Segment Start: Data for this task
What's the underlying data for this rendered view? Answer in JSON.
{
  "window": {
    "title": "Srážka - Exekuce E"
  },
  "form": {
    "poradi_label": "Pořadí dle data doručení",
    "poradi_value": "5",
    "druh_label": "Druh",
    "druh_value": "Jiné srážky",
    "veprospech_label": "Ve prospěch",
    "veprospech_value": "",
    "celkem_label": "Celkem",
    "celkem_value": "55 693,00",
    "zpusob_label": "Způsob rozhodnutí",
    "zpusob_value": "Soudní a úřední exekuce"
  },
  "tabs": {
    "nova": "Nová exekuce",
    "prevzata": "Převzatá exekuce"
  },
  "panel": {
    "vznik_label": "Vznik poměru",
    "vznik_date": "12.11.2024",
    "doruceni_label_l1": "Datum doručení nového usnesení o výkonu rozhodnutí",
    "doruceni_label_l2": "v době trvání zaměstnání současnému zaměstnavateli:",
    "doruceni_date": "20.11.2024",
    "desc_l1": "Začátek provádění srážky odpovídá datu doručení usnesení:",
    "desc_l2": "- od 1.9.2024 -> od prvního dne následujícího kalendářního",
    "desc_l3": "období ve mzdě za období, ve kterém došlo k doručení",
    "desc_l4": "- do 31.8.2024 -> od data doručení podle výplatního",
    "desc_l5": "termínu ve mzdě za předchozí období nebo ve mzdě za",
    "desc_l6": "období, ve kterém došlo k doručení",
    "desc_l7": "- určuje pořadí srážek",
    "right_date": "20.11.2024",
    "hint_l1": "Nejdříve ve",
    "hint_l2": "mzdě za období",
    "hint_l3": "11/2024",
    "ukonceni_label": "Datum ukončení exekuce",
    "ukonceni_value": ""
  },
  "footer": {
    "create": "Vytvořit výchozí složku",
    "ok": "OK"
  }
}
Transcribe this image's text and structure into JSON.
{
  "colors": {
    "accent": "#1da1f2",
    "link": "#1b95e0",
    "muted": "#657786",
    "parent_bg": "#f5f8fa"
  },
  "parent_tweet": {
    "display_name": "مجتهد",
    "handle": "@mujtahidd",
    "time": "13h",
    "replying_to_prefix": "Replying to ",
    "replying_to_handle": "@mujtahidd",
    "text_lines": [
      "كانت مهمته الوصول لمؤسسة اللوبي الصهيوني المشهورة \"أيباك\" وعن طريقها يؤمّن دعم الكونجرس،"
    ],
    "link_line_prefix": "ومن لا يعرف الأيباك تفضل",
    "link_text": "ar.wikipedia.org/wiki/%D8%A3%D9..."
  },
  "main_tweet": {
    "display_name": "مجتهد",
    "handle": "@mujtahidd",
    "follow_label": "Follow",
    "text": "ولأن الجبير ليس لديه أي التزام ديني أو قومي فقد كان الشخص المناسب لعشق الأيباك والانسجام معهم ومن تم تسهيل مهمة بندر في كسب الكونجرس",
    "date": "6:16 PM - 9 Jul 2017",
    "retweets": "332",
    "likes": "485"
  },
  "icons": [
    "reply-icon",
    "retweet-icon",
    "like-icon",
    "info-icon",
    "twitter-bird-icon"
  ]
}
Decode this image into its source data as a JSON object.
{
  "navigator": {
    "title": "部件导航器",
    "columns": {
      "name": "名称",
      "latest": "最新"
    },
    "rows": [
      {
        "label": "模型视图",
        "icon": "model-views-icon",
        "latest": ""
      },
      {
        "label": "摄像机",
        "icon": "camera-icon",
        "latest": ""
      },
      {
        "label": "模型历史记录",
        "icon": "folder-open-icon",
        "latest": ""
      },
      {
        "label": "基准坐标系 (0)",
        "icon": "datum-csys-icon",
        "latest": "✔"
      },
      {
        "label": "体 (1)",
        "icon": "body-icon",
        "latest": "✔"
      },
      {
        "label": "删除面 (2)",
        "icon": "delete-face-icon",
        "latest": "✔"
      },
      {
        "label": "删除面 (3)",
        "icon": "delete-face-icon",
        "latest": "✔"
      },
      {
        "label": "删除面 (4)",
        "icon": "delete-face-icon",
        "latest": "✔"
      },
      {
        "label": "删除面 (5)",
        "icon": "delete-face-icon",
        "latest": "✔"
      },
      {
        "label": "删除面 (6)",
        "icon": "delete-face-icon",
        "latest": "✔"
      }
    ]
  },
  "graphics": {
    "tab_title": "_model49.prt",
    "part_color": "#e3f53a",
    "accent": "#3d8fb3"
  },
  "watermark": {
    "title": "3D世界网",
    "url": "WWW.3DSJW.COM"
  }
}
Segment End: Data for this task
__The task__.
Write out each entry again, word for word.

__Answer section__.
What's the underlying data for this rendered view? Answer in JSON.
{
  "window": {
    "title": "Srážka - Exekuce E"
  },
  "form": {
    "poradi_label": "Pořadí dle data doručení",
    "poradi_value": "5",
    "druh_label": "Druh",
    "druh_value": "Jiné srážky",
    "veprospech_label": "Ve prospěch",
    "veprospech_value": "",
    "celkem_label": "Celkem",
    "celkem_value": "55 693,00",
    "zpusob_label": "Způsob rozhodnutí",
    "zpusob_value": "Soudní a úřední exekuce"
  },
  "tabs": {
    "nova": "Nová exekuce",
    "prevzata": "Převzatá exekuce"
  },
  "panel": {
    "vznik_label": "Vznik poměru",
    "vznik_date": "12.11.2024",
    "doruceni_label_l1": "Datum doručení nového usnesení o výkonu rozhodnutí",
    "doruceni_label_l2": "v době trvání zaměstnání současnému zaměstnavateli:",
    "doruceni_date": "20.11.2024",
    "desc_l1": "Začátek provádění srážky odpovídá datu doručení usnesení:",
    "desc_l2": "- od 1.9.2024 -> od prvního dne následujícího kalendářního",
    "desc_l3": "období ve mzdě za období, ve kterém došlo k doručení",
    "desc_l4": "- do 31.8.2024 -> od data doručení podle výplatního",
    "desc_l5": "termínu ve mzdě za předchozí období nebo ve mzdě za",
    "desc_l6": "období, ve kterém došlo k doručení",
    "desc_l7": "- určuje pořadí srážek",
    "right_date": "20.11.2024",
    "hint_l1": "Nejdříve ve",
    "hint_l2": "mzdě za období",
    "hint_l3": "11/2024",
    "ukonceni_label": "Datum ukončení exekuce",
    "ukonceni_value": ""
  },
  "footer": {
    "create": "Vytvořit výchozí složku",
    "ok": "OK"
  }
}
Transcribe this image's text and structure into JSON.
{
  "colors": {
    "accent": "#1da1f2",
    "link": "#1b95e0",
    "muted": "#657786",
    "parent_bg": "#f5f8fa"
  },
  "parent_tweet": {
    "display_name": "مجتهد",
    "handle": "@mujtahidd",
    "time": "13h",
    "replying_to_prefix": "Replying to ",
    "replying_to_handle": "@mujtahidd",
    "text_lines": [
      "كانت مهمته الوصول لمؤسسة اللوبي الصهيوني المشهورة \"أيباك\" وعن طريقها يؤمّن دعم الكونجرس،"
    ],
    "link_line_prefix": "ومن لا يعرف الأيباك تفضل",
    "link_text": "ar.wikipedia.org/wiki/%D8%A3%D9..."
  },
  "main_tweet": {
    "display_name": "مجتهد",
    "handle": "@mujtahidd",
    "follow_label": "Follow",
    "text": "ولأن الجبير ليس لديه أي التزام ديني أو قومي فقد كان الشخص المناسب لعشق الأيباك والانسجام معهم ومن تم تسهيل مهمة بندر في كسب الكونجرس",
    "date": "6:16 PM - 9 Jul 2017",
    "retweets": "332",
    "likes": "485"
  },
  "icons": [
    "reply-icon",
    "retweet-icon",
    "like-icon",
    "info-icon",
    "twitter-bird-icon"
  ]
}
Decode this image into its source data as a JSON object.
{
  "navigator": {
    "title": "部件导航器",
    "columns": {
      "name": "名称",
      "latest": "最新"
    },
    "rows": [
      {
        "label": "模型视图",
        "icon": "model-views-icon",
        "latest": ""
      },
      {
        "label": "摄像机",
        "icon": "camera-icon",
        "latest": ""
      },
      {
        "label": "模型历史记录",
        "icon": "folder-open-icon",
        "latest": ""
      },
      {
        "label": "基准坐标系 (0)",
        "icon": "datum-csys-icon",
        "latest": "✔"
      },
      {
        "label": "体 (1)",
        "icon": "body-icon",
        "latest": "✔"
      },
      {
        "label": "删除面 (2)",
        "icon": "delete-face-icon",
        "latest": "✔"
      },
      {
        "label": "删除面 (3)",
        "icon": "delete-face-icon",
        "latest": "✔"
      },
      {
        "label": "删除面 (4)",
        "icon": "delete-face-icon",
        "latest": "✔"
      },
      {
        "label": "删除面 (5)",
        "icon": "delete-face-icon",
        "latest": "✔"
      },
      {
        "label": "删除面 (6)",
        "icon": "delete-face-icon",
        "latest": "✔"
      }
    ]
  },
  "graphics": {
    "tab_title": "_model49.prt",
    "part_color": "#e3f53a",
    "accent": "#3d8fb3"
  },
  "watermark": {
    "title": "3D世界网",
    "url": "WWW.3DSJW.COM"
  }
}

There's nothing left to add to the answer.